ABOUT THIS EXERCISE:
Text only, exactly as given: reproduce the entries below without their pictures.

=== SUPPLIED INFORMATION ===

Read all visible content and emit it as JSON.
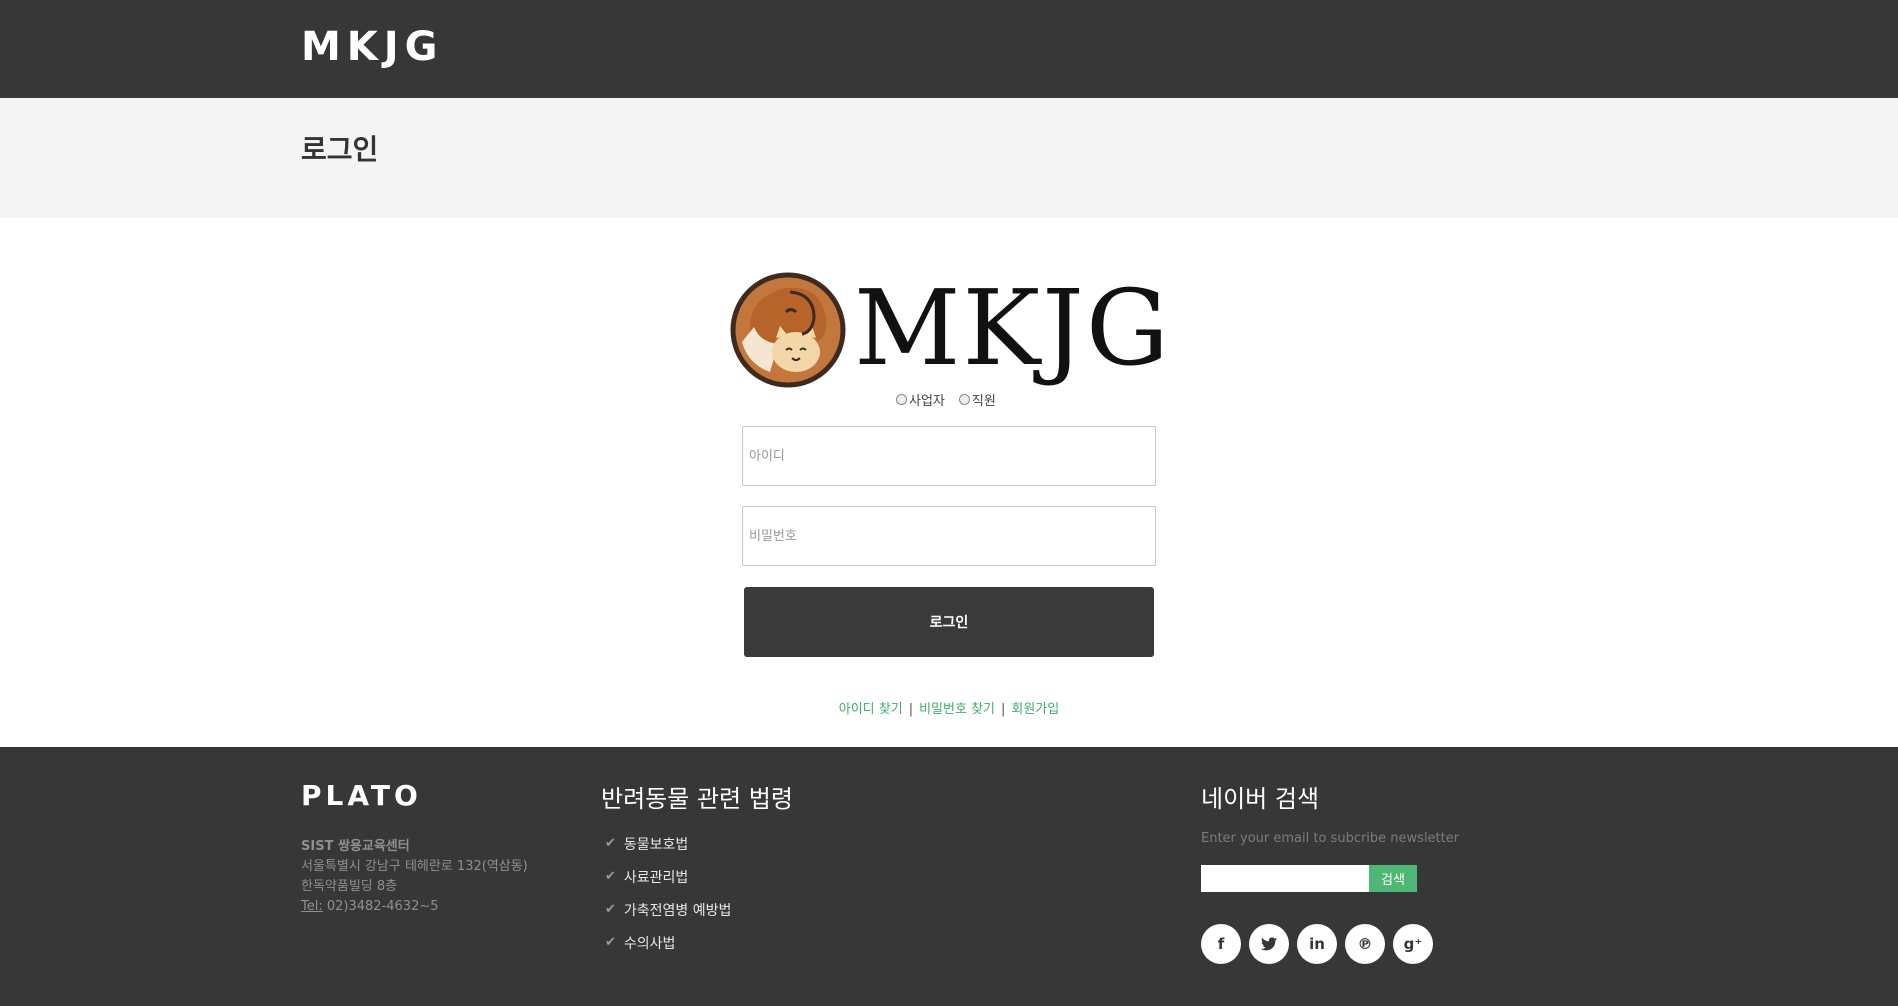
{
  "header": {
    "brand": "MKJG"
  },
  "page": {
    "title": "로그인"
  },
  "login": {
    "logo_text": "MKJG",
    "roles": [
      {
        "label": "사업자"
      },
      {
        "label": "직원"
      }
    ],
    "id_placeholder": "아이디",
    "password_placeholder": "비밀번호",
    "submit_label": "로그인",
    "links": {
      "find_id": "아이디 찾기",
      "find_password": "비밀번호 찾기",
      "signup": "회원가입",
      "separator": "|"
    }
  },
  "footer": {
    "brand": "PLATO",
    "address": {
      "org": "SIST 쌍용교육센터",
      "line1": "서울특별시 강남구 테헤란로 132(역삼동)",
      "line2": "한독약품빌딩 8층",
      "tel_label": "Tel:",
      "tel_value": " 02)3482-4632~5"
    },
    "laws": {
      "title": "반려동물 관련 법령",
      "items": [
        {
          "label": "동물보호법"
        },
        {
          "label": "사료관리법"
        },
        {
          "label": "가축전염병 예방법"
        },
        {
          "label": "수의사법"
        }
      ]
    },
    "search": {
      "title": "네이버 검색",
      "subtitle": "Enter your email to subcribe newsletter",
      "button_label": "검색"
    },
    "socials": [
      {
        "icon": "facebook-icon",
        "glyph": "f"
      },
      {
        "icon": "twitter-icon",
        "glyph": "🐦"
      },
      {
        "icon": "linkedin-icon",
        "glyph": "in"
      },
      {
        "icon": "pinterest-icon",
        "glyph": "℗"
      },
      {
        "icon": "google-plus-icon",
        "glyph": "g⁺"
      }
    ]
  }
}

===

OUTPUT BELOW:
Read all visible content and emit it as JSON.
{
  "header": {
    "brand": "MKJG"
  },
  "page": {
    "title": "로그인"
  },
  "login": {
    "logo_text": "MKJG",
    "roles": [
      {
        "label": "사업자"
      },
      {
        "label": "직원"
      }
    ],
    "id_placeholder": "아이디",
    "password_placeholder": "비밀번호",
    "submit_label": "로그인",
    "links": {
      "find_id": "아이디 찾기",
      "find_password": "비밀번호 찾기",
      "signup": "회원가입",
      "separator": "|"
    }
  },
  "footer": {
    "brand": "PLATO",
    "address": {
      "org": "SIST 쌍용교육센터",
      "line1": "서울특별시 강남구 테헤란로 132(역삼동)",
      "line2": "한독약품빌딩 8층",
      "tel_label": "Tel:",
      "tel_value": " 02)3482-4632~5"
    },
    "laws": {
      "title": "반려동물 관련 법령",
      "items": [
        {
          "label": "동물보호법"
        },
        {
          "label": "사료관리법"
        },
        {
          "label": "가축전염병 예방법"
        },
        {
          "label": "수의사법"
        }
      ]
    },
    "search": {
      "title": "네이버 검색",
      "subtitle": "Enter your email to subcribe newsletter",
      "button_label": "검색"
    },
    "socials": [
      {
        "icon": "facebook-icon",
        "glyph": "f"
      },
      {
        "icon": "twitter-icon",
        "glyph": "🐦"
      },
      {
        "icon": "linkedin-icon",
        "glyph": "in"
      },
      {
        "icon": "pinterest-icon",
        "glyph": "℗"
      },
      {
        "icon": "google-plus-icon",
        "glyph": "g⁺"
      }
    ]
  }
}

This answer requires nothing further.